***** Dataset content

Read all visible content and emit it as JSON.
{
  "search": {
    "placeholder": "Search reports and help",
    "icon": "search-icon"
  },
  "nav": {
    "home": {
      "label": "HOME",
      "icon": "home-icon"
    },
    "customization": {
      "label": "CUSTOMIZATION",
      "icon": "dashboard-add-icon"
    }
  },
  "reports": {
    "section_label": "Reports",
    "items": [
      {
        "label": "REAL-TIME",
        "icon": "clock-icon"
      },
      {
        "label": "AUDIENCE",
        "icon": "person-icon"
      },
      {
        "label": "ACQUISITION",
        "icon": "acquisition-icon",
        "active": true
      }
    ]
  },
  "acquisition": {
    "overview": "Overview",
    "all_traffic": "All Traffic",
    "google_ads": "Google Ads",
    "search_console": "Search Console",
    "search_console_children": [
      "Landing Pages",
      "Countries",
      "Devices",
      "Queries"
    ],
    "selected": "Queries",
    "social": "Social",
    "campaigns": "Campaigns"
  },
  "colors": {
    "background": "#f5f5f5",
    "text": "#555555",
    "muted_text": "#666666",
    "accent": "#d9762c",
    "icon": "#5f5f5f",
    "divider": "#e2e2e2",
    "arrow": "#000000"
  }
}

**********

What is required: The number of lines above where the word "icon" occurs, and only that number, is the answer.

Answer to this exercise: 7